The Smart Lemming Rules of Life and Career Management: #15 Learn to Channel your Inner Extrovert, if You’re an Introvert


Introverts are Misunderstood

New coworkers mistakenly perceive you as arrogant, strangers think you’re shy or socially awkward, others believe you lack self-esteem or self-confidence, unfortunately, as an introvert you’re misunderstood.

Extroverts seem to easily go through life, enjoying social situations by talking with strangers or large numbers of people, often thinking as they speak rather than thinking before they speak.

Creating a Dualistic Nature

I’m an introvert, who’d rather be alone reading a book, energized by sitting alone for hours thinking my thoughts, often drained when I have to interact with large numbers of people. But I had to learn how to be “on,” creating a public persona that I developed as a coping mechanism to offset my introverted nature.
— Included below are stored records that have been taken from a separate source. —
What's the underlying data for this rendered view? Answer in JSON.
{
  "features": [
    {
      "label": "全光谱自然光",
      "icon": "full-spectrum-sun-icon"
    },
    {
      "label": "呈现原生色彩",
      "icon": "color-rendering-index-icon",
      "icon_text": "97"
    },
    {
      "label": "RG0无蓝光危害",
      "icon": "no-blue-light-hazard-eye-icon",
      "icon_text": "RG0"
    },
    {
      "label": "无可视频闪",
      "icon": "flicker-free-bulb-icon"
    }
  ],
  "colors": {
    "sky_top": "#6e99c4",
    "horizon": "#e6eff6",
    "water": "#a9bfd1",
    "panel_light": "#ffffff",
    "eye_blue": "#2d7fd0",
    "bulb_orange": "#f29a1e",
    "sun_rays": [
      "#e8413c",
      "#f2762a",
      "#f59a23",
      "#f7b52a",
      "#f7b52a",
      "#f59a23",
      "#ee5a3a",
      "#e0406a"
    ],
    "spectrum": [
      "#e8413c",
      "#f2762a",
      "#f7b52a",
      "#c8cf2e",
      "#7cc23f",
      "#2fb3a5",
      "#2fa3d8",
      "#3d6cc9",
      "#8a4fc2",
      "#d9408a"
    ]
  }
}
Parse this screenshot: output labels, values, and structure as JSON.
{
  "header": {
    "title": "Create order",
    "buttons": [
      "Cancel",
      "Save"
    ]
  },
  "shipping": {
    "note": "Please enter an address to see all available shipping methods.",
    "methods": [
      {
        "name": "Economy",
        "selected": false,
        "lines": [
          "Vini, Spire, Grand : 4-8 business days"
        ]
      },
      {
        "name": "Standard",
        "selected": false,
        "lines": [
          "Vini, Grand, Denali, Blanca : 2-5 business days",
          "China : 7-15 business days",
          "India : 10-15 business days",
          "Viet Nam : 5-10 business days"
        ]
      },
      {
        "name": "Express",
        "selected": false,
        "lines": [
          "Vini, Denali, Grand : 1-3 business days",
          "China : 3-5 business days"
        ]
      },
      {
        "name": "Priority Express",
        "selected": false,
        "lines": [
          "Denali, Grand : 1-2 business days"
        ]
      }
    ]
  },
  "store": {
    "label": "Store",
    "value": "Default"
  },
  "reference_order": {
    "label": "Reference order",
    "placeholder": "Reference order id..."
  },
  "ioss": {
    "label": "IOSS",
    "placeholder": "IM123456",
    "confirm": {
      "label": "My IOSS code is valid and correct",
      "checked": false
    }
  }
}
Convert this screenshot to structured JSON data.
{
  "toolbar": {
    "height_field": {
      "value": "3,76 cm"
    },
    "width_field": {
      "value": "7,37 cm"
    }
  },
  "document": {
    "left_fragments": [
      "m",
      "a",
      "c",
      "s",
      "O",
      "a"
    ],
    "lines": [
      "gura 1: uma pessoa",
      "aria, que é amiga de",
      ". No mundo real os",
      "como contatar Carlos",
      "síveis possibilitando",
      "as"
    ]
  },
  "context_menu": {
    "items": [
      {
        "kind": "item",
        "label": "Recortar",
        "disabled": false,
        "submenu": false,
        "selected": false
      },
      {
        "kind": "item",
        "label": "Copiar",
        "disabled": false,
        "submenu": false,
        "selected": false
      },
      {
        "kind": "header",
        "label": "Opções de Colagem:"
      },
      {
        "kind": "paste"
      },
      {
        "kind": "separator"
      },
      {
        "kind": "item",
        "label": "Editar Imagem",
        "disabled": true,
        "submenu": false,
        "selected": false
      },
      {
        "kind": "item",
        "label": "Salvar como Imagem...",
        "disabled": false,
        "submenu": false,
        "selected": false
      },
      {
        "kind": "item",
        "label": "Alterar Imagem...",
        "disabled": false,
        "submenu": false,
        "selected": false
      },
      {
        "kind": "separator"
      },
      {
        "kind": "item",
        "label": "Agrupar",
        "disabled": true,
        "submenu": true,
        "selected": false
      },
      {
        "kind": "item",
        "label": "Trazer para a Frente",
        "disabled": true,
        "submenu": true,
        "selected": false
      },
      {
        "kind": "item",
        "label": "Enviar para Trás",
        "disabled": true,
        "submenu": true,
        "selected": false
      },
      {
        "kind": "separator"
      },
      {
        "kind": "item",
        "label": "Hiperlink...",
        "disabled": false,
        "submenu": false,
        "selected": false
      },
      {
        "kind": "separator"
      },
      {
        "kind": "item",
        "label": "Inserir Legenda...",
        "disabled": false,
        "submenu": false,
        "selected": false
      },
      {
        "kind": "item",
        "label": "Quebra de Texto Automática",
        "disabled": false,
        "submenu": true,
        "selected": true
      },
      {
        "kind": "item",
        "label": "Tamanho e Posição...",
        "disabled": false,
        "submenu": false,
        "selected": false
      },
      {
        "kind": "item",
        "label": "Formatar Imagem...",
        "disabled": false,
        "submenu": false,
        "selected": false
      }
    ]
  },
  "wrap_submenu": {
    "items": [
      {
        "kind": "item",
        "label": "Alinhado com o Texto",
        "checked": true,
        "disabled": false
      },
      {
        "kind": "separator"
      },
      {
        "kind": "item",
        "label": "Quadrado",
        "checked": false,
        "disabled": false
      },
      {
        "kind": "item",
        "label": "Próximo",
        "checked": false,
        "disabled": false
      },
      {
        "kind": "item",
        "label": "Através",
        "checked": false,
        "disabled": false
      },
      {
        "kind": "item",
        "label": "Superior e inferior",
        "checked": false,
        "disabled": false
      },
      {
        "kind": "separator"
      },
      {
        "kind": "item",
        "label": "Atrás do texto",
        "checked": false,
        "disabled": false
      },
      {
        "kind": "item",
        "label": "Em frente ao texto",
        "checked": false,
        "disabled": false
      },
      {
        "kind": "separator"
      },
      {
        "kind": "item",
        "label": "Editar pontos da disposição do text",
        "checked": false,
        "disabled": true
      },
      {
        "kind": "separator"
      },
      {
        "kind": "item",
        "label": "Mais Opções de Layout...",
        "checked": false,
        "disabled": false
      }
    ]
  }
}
I learned to develop extroverted tendencies over the past five years out of sheer survival because I was, attending public events by walking the red carpet at events, talking to strangers I didn’t know, but had to interact with, meeting executives or even artists that I had admired from afar. It was scary hanging out in the “Green Room” at the 2006 MTV Music Awards at the Radio City Music Hall in Manhattan, not knowing who I was going to run into, praying that I wouldn’t get introduced to Judy McGrath, CEO of MTV.

As an introvert, nothing was more nerve wracking than meeting one of my favorite actors (Christina Cox) from one of my favorite TV shows (“Blood Ties“) before I had developed a public persona. Two years later, it was easier a second time around when I had the opportunity to talk with Cox and fellow actor Liz Vassey at another public event.

Do Extroverts Face Any Challenges?

But what challenges do extroverts face? I can’t speak from experience, but believe their challenges could be speaking out of turn since they think quickly as they talk, learning not to overpower introverts in meetings or audience, and appearing genuine as they interact with others.

As we manage our careers, introverts can learn from extroverts in how to become energized from interacting with others. After I learned how to interact with large crowds, I started enjoying myself. While I run the risk of being compartmentalized by having a dual nature, as an introvert, this was the only way I was able to meet with the requirements of my public situations.

Extroverts can learn a few things from a few things from introverts. I have a few extroverted friends who are vigilant in learning how to censor what they say since they talk on the fly, becoming mindful through meditation, tamping down their energy during events or meetings as to not scare off other introverts.

Action Items

If you’re an introvert, I recommend the following:

  • Practice interacting with five or more people
  • Initiate quick conversations with strangers in the grocery store line or at Starbucks
  • Develop a public persona that you can consciously turn on, just an amped up version of you

Over time, you’ll become comfortable in dealing with others in a variety of settings, using the self-confidence enabled by your new public persona.

If you’re an extrovert, try:

  • Sitting by alone and meditate, allowing random thoughts to present themselves to you and setting the thoughts aside as you try to contemplate nothing
  • Allowing others to initiate conversations
  • Observing the people you interact with, asking yourself what’s different than if you would have initiated the discussion and if they had you’re undivided attention

Unfortunately, managing our career is much easy if we’re extroverts. But if I could, I wouldn’t change from introvert to extrovert. I like my introversion, but also enjoy my ability to turn on my extroverted self on demand.

For the record, my public persona is authentic; it’s just an amped-up version of me. The real Lori will always be quiet and reflective. I’ll always be conflicted about doing public events when I prefer to be sitting quietly in my library, surrounded by dark red walls with floor-to-ceiling bookshelves, reading one of my business books.


The Smart Lemming Rules of Life and Career Management series outlines my rules of personal and work success. After reflecting on my personal values, I made this list, realizing values are my rules of being or life management principles. Based on your experiences, I hope this list inspires you to identify your own rules. Here are the rules to my success that may help you over the course of your journey:


Level 1: Rules for Our Fundamental Nature

Level 2: Rules of Continuous Learning and Modeling

Level 3: Rules for the Actual Journey

Level 4: Rules of Adapting to Environment and Interacting with Others

Level 5: Rules of Humility

Level 6: Rule of Being

  • #21 Be compassionate.